Blueprints are mostly written by engineers, but their content should not be deeply technical. The audience are Product Team Members, management Engineering Leaders and the wider community. A blueprint should describe a clear vision that is easy to understand: use simple diagrams, and avoid technical jargon overload. Technical details will be fleshed out in subsequent epics and issues associated with a blueprint once we enter the execution phase.
A blueprint merge request gets created and made visible as a result of collaboration between an Architecture Evolution Coach, a Domain Expert and a person who had an idea. The author and coaches also need to be mentioned in the blueprint.
It describes the goal of the change and usually a 1-year forecast of how to make it happen.
Blueprints address complex cases, and they take a long-term view of the problem. Blueprints need to forecast iterations over a 3 to 6 month horizon. The result of this collaboration could be a description of three first iterations that can be done in a one milestone each. These iterations need to be two-way-door solutions with a measurable impact. Blueprints that cannot identify at least two well-defined, high-level iterations should not be approved.
Once the iterations are described, the blueprint needs to be approved by a management Engineering Leader.

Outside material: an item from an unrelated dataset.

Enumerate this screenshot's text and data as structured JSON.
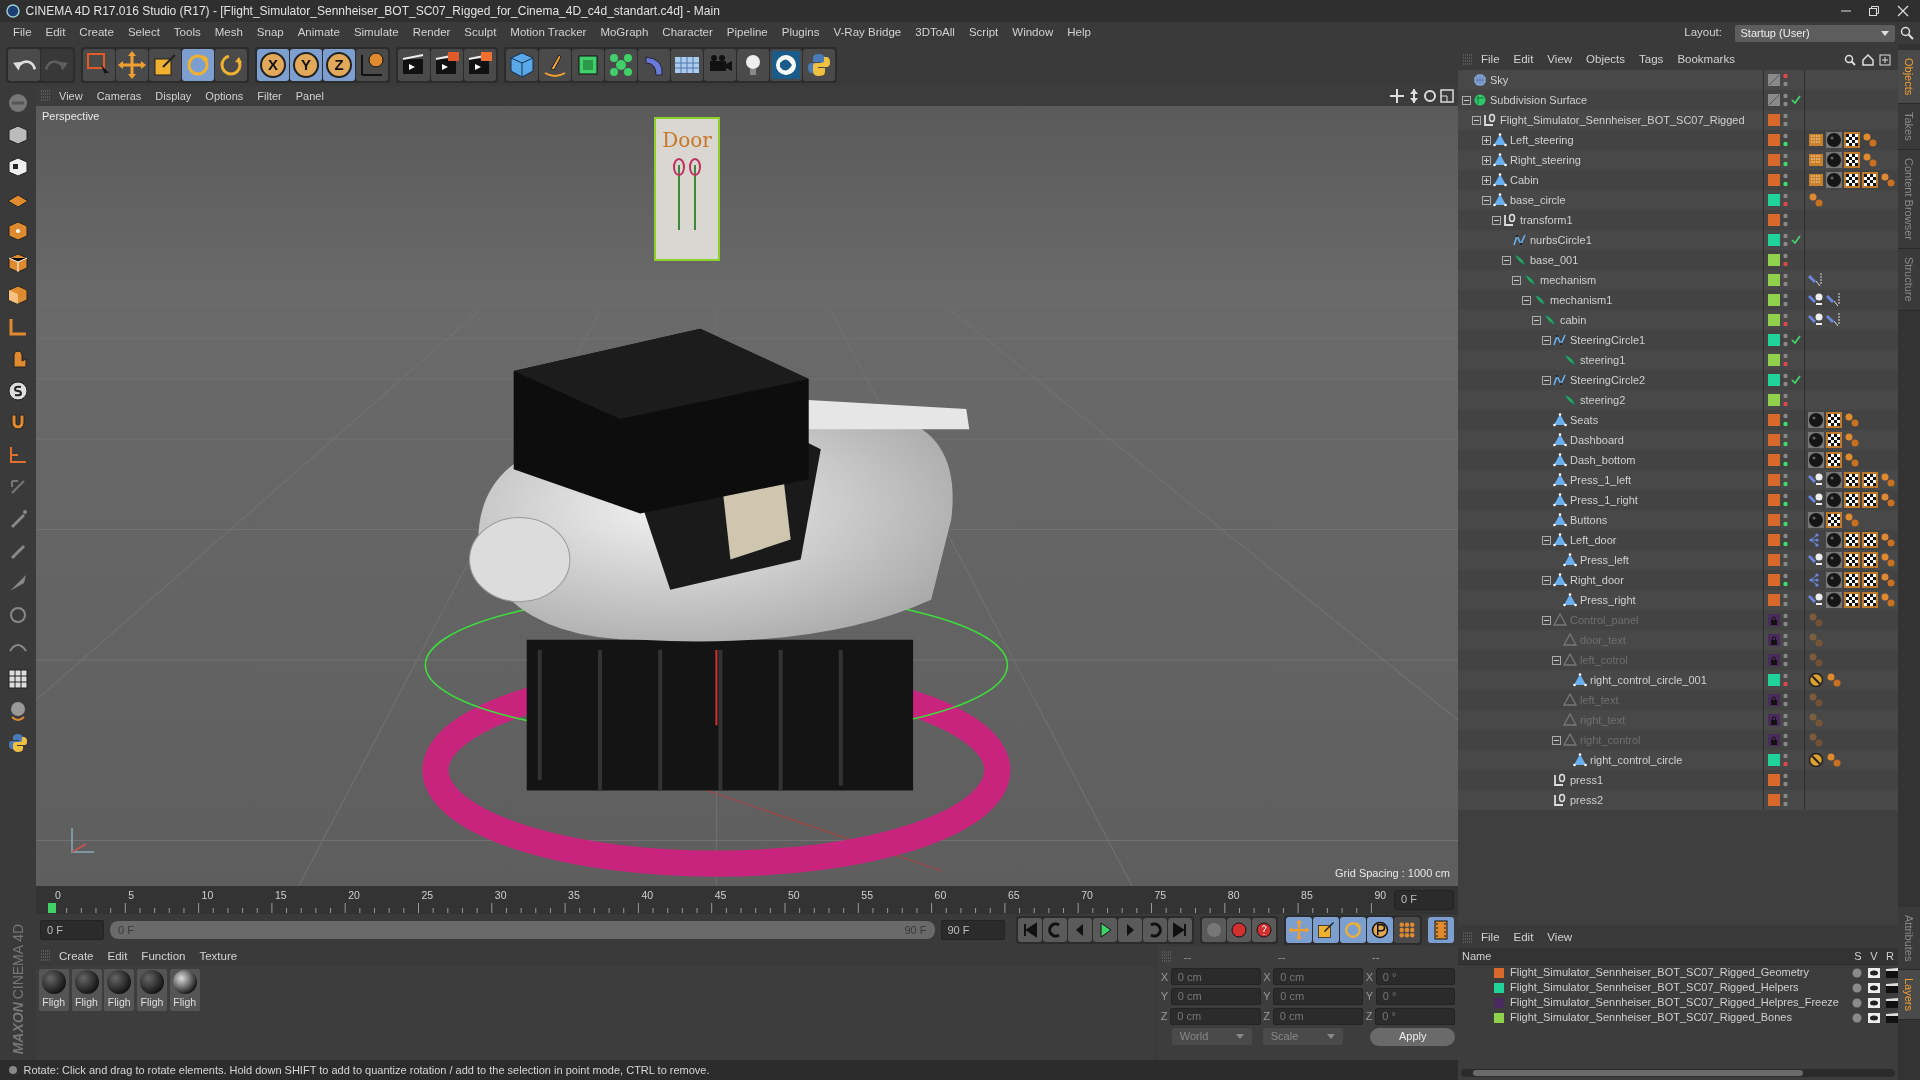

The blueprint merge request needs to be approved by the management Engineering Leader who has been chosen as the final decision maker. Once the blueprint is ready, the author assigns it to an management Engineering Leader for approval. The choice of leader depends on the extent of proposed changes, the area that the changes apply to, and the estimated cost of the change. The Organization structure chart can be may be useful in determining the right DRIs.
The Engineering Leader can either approve and merge the merge request or reject the change.

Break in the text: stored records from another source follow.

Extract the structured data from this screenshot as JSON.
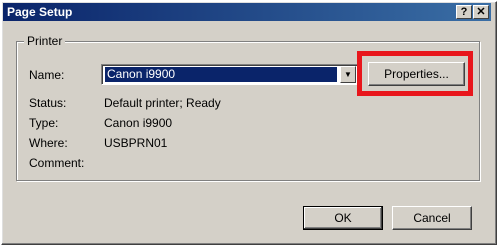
{
  "window": {
    "title": "Page Setup",
    "help_label": "?",
    "close_label": "✕"
  },
  "printer": {
    "group_label": "Printer",
    "name_label": "Name:",
    "name_value": "Canon i9900",
    "dropdown_arrow": "▼",
    "properties_label": "Properties...",
    "status_label": "Status:",
    "status_value": "Default printer; Ready",
    "type_label": "Type:",
    "type_value": "Canon i9900",
    "where_label": "Where:",
    "where_value": "USBPRN01",
    "comment_label": "Comment:",
    "comment_value": ""
  },
  "buttons": {
    "ok_label": "OK",
    "cancel_label": "Cancel"
  },
  "colors": {
    "highlight": "#e8161c",
    "titlebar": "#0a246a",
    "selection": "#0a246a"
  }
}
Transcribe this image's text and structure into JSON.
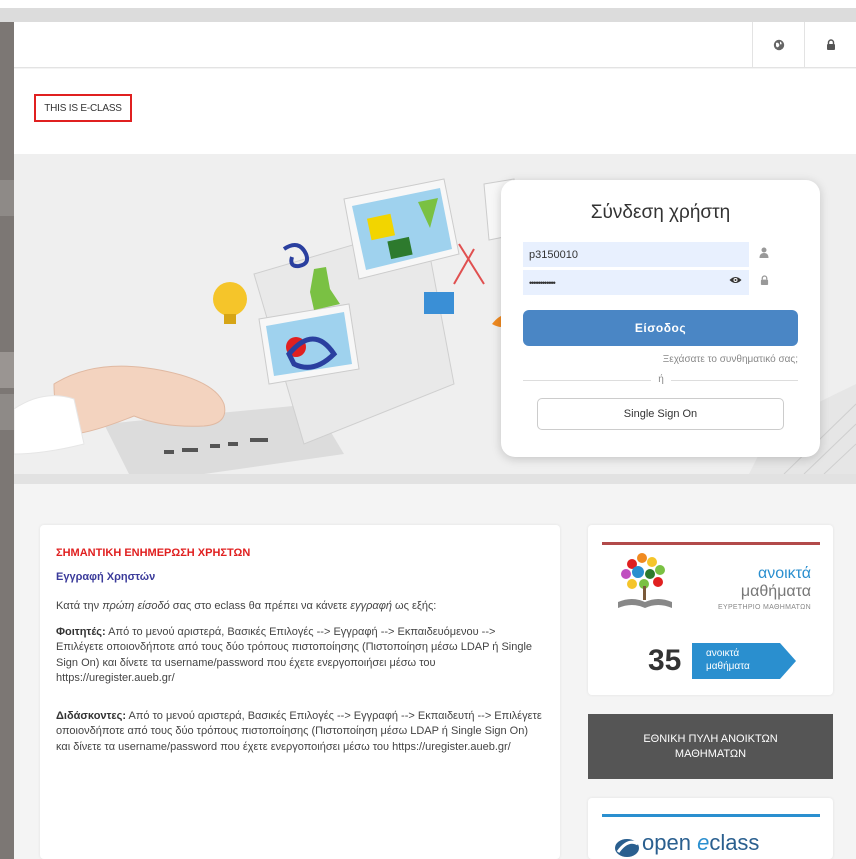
{
  "topbar": {
    "language_icon": "globe-icon",
    "login_icon": "lock-icon"
  },
  "brand": {
    "text": "THIS IS E-CLASS"
  },
  "login": {
    "title": "Σύνδεση χρήστη",
    "username_value": "p3150010",
    "password_value": "••••••••••••",
    "submit_label": "Είσοδος",
    "forgot_label": "Ξεχάσατε το συνθηματικό σας;",
    "or_label": "ή",
    "sso_label": "Single Sign On"
  },
  "news": {
    "title": "ΣΗΜΑΝΤΙΚΗ ΕΝΗΜΕΡΩΣΗ ΧΡΗΣΤΩΝ",
    "subtitle": "Εγγραφή Χρηστών",
    "intro_prefix": "Κατά την ",
    "intro_em1": "πρώτη είσοδό",
    "intro_mid": " σας στο eclass θα πρέπει να κάνετε ",
    "intro_em2": "εγγραφή",
    "intro_suffix": " ως εξής:",
    "students_label": "Φοιτητές:",
    "students_text": " Από το μενού αριστερά, Βασικές Επιλογές --> Εγγραφή --> Εκπαιδευόμενου --> Επιλέγετε οποιονδήποτε από τους δύο τρόπους πιστοποίησης (Πιστοποίηση μέσω LDAP ή Single Sign On) και δίνετε τα username/password  που έχετε ενεργοποιήσει μέσω του https://uregister.aueb.gr/",
    "teachers_label": "Διδάσκοντες:",
    "teachers_text": " Από το μενού αριστερά, Βασικές Επιλογές --> Εγγραφή --> Εκπαιδευτή --> Επιλέγετε οποιονδήποτε από τους δύο τρόπους πιστοποίησης (Πιστοποίηση μέσω LDAP ή Single Sign On) και δίνετε τα username/password που έχετε ενεργοποιήσει μέσω του https://uregister.aueb.gr/"
  },
  "open_courses": {
    "line1": "ανοικτά",
    "line2": "μαθήματα",
    "line3": "ΕΥΡΕΤΗΡΙΟ ΜΑΘΗΜΑΤΩΝ",
    "count": "35",
    "tag_line1": "ανοικτά",
    "tag_line2": "μαθήματα"
  },
  "portal": {
    "label": "ΕΘΝΙΚΗ ΠΥΛΗ ΑΝΟΙΚΤΩΝ ΜΑΘΗΜΑΤΩΝ"
  },
  "eclass_logo": {
    "word1": "open ",
    "e": "e",
    "word2": "class"
  },
  "colors": {
    "accent_blue": "#4a86c5",
    "brand_red": "#e02020",
    "open_blue": "#2a8fcf"
  }
}
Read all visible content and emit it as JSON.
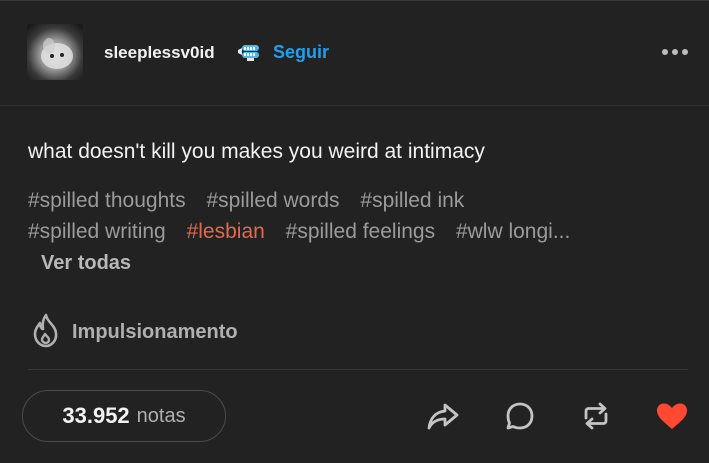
{
  "post": {
    "username": "sleeplessv0id",
    "follow_label": "Seguir",
    "text": "what doesn't kill you makes you weird at intimacy",
    "tags_row1": [
      "#spilled thoughts",
      "#spilled words",
      "#spilled ink"
    ],
    "tags_row2": [
      "#spilled writing",
      "#lesbian",
      "#spilled feelings",
      "#wlw longi..."
    ],
    "view_all_label": "Ver todas",
    "boost_label": "Impulsionamento",
    "notes_count": "33.952",
    "notes_label": "notas"
  },
  "icons": {
    "badge": "chattering-teeth-icon",
    "more": "more-options-icon",
    "boost": "flame-icon",
    "share": "share-icon",
    "reply": "reply-icon",
    "reblog": "reblog-icon",
    "like": "heart-icon"
  },
  "colors": {
    "background": "#222222",
    "follow": "#1ea0f2",
    "tag": "#9b9b9b",
    "tag_lesbian": "#e06a4a",
    "like": "#ff4930"
  }
}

Once the blueprint is approved, the management Engineering Leader who approved the proposal collaborates with people involved to find DRIs who will be responsible for delivery of results and decisions makes from now on.

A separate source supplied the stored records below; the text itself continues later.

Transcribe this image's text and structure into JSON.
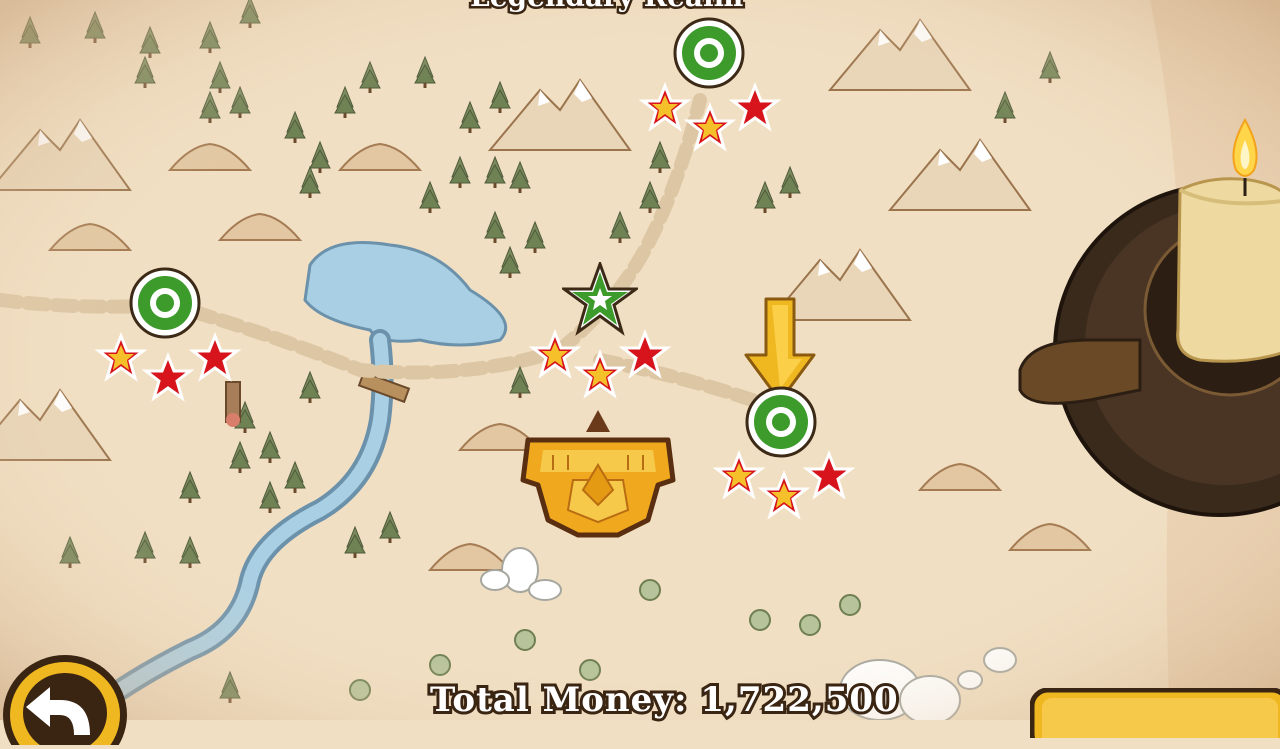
{
  "screen": {
    "title_partial": "Legendary Realm"
  },
  "footer": {
    "money_label": "Total Money:",
    "money_value": "1,722,500",
    "back_icon": "return-arrow-icon",
    "right_button_icon": "gold-button"
  },
  "levels": [
    {
      "name": "level-node-west",
      "state": "completed",
      "stars": 2
    },
    {
      "name": "level-node-north",
      "state": "completed",
      "stars": 2
    },
    {
      "name": "level-node-center",
      "state": "completed-star",
      "stars": 2
    },
    {
      "name": "level-node-current",
      "state": "current",
      "stars": 2
    }
  ],
  "colors": {
    "parchment": "#f1dfc3",
    "river": "#a9cfe4",
    "node_green": "#3c9b2a",
    "star_gold": "#f5c02a",
    "star_red": "#d7141b",
    "arrow_gold": "#f0b820"
  },
  "icons": {
    "current_level_marker": "down-arrow-icon",
    "tower": "golden-fortress-icon",
    "candle": "candle-icon"
  }
}
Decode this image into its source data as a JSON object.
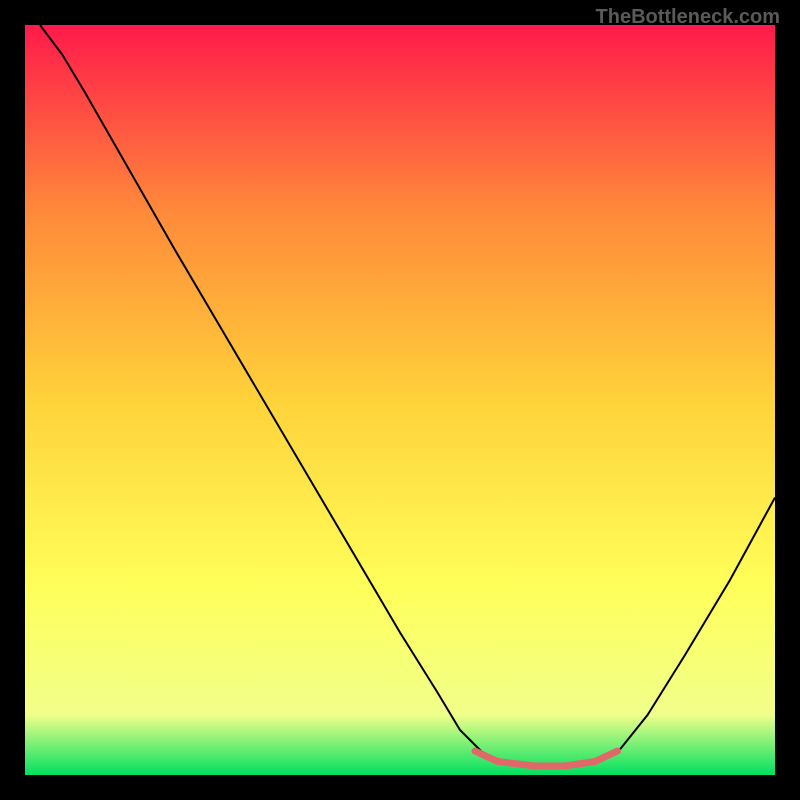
{
  "watermark": "TheBottleneck.com",
  "chart_data": {
    "type": "line",
    "title": "",
    "xlabel": "",
    "ylabel": "",
    "xlim": [
      0,
      100
    ],
    "ylim": [
      0,
      100
    ],
    "background_gradient": {
      "top": "#ff1a4a",
      "upper_mid": "#ff8a3a",
      "mid": "#ffd23a",
      "lower_mid": "#ffff5a",
      "near_bottom": "#f0ff8a",
      "bottom": "#00e060"
    },
    "series": [
      {
        "name": "curve",
        "color": "#000000",
        "stroke_width": 2,
        "points": [
          {
            "x": 2,
            "y": 100
          },
          {
            "x": 5,
            "y": 96
          },
          {
            "x": 8,
            "y": 91
          },
          {
            "x": 12,
            "y": 84
          },
          {
            "x": 20,
            "y": 70
          },
          {
            "x": 30,
            "y": 53
          },
          {
            "x": 40,
            "y": 36
          },
          {
            "x": 50,
            "y": 19
          },
          {
            "x": 55,
            "y": 11
          },
          {
            "x": 58,
            "y": 6
          },
          {
            "x": 61,
            "y": 3
          },
          {
            "x": 64,
            "y": 1.5
          },
          {
            "x": 68,
            "y": 1
          },
          {
            "x": 72,
            "y": 1
          },
          {
            "x": 76,
            "y": 1.5
          },
          {
            "x": 79,
            "y": 3
          },
          {
            "x": 83,
            "y": 8
          },
          {
            "x": 88,
            "y": 16
          },
          {
            "x": 94,
            "y": 26
          },
          {
            "x": 100,
            "y": 37
          }
        ]
      },
      {
        "name": "highlight",
        "color": "#e06868",
        "stroke_width": 7,
        "linecap": "round",
        "points": [
          {
            "x": 60,
            "y": 3.2
          },
          {
            "x": 63,
            "y": 1.8
          },
          {
            "x": 68,
            "y": 1.2
          },
          {
            "x": 72,
            "y": 1.2
          },
          {
            "x": 76,
            "y": 1.8
          },
          {
            "x": 79,
            "y": 3.2
          }
        ]
      }
    ]
  }
}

The blueprint needs three people that will become DRIs:
The Engineering Leader who approved the proposal can become an Engineer Leader DRI, but they can also delegate this to someone else. It is important to choose people taking their area of interest and responsibility into account and the "How" description that depends on where the proposed change needs to happen, who knows the most about particular area of the product, service, and codebase.
Then DRIs will propagate the blueprint downstream, to respective teams that will need to be involved, and these teams will schedule the work based on their interpretation of 1-year forecast and proposed iterations that will happen in the next 3 months. If a Working Groups gets formed the list of DRIs can be extended according to the process of how Working Groups organize efforts around the work.
DRIs can decide to form a Working Group to structure the efforts related to the architecture change. Key considerations in deciding to form a Working Group are the size, complexity, and organizational impact of the change.
The concept of a Working Groups can be an extension of the Architecture Evolution Workflow, but if it is not applicable in a particular case, a different process can be followed, like the suggested one that is described below.
After the iterations described in the blueprint are done, the work can be extended to the next three iterations and the blueprint needs to be updated.
Alternatively the work can be concluded and the blueprint needs to be updated with results / outcomes.